_Exercise directions:_ If a record holds a picture, leave the picture out; return everything else exactly.

_Source information:_
|---|

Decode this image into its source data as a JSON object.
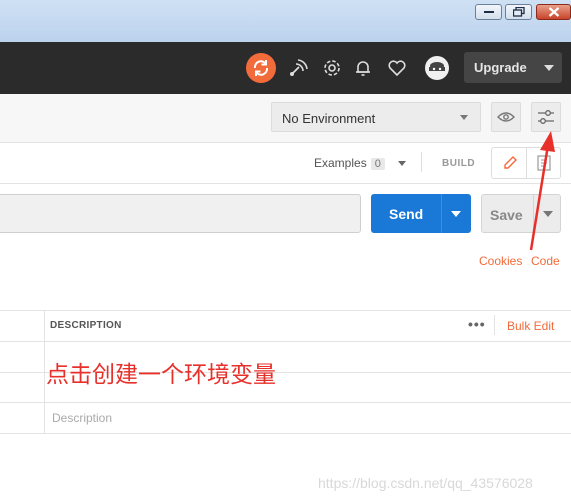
{
  "window": {
    "controls": [
      "minimize",
      "maximize",
      "close"
    ]
  },
  "header": {
    "upgrade_label": "Upgrade",
    "accent": "#f26b3a"
  },
  "environment": {
    "selected": "No Environment"
  },
  "request": {
    "examples_label": "Examples",
    "examples_count": "0",
    "build_label": "BUILD",
    "send_label": "Send",
    "save_label": "Save",
    "cookies_label": "Cookies",
    "code_label": "Code",
    "send_color": "#1a78d6"
  },
  "params_table": {
    "description_header": "DESCRIPTION",
    "more_label": "•••",
    "bulk_edit_label": "Bulk Edit",
    "description_placeholder": "Description"
  },
  "annotation": {
    "text": "点击创建一个环境变量",
    "color": "#e8302b"
  },
  "watermark": "https://blog.csdn.net/qq_43576028"
}
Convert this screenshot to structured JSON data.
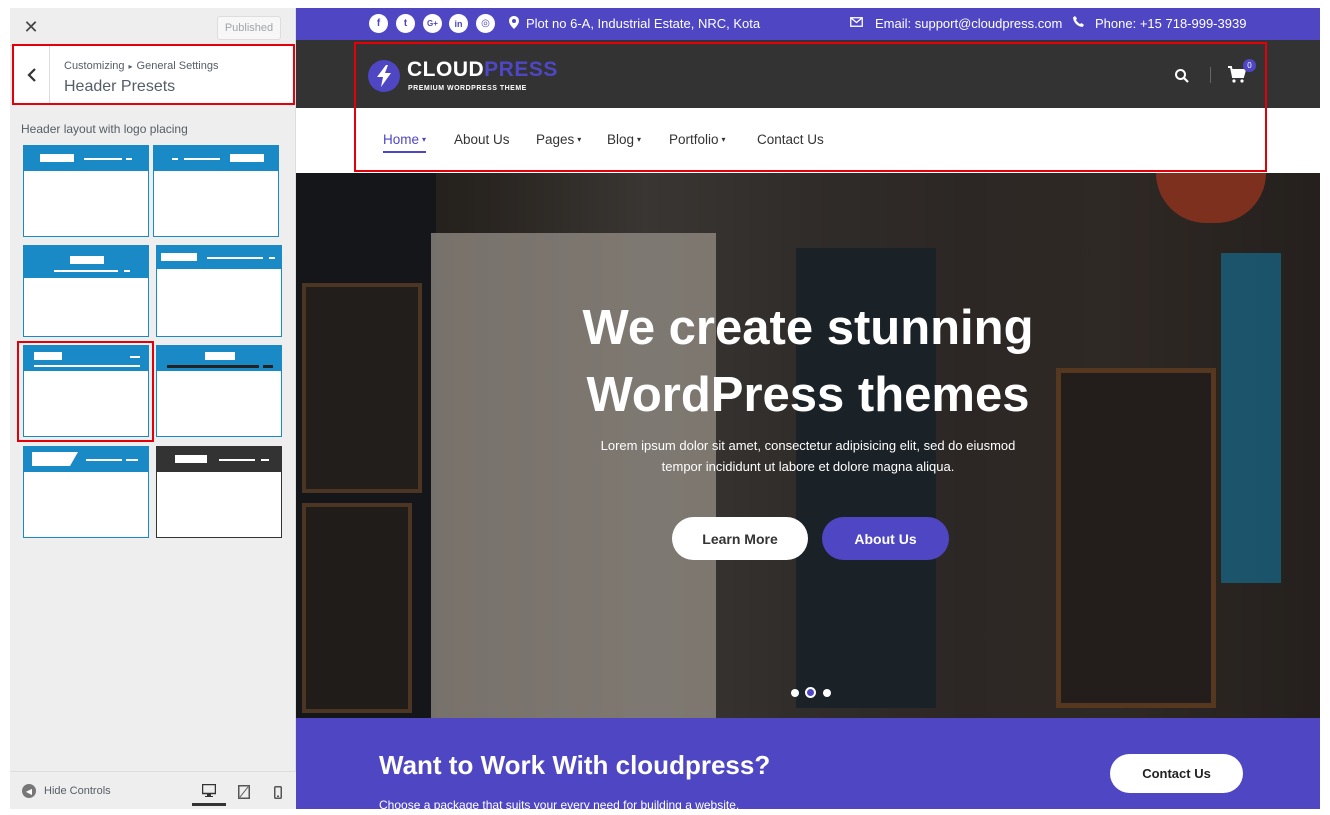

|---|

_The answer:_
Decode this image into its source data as a JSON object.
{
  "window": {
    "controls": [
      "minimize",
      "maximize",
      "close"
    ]
  },
  "header": {
    "upgrade_label": "Upgrade",
    "accent": "#f26b3a"
  },
  "environment": {
    "selected": "No Environment"
  },
  "request": {
    "examples_label": "Examples",
    "examples_count": "0",
    "build_label": "BUILD",
    "send_label": "Send",
    "save_label": "Save",
    "cookies_label": "Cookies",
    "code_label": "Code",
    "send_color": "#1a78d6"
  },
  "params_table": {
    "description_header": "DESCRIPTION",
    "more_label": "•••",
    "bulk_edit_label": "Bulk Edit",
    "description_placeholder": "Description"
  },
  "annotation": {
    "text": "点击创建一个环境变量",
    "color": "#e8302b"
  },
  "watermark": "https://blog.csdn.net/qq_43576028"
}
Convert this screenshot to structured JSON data.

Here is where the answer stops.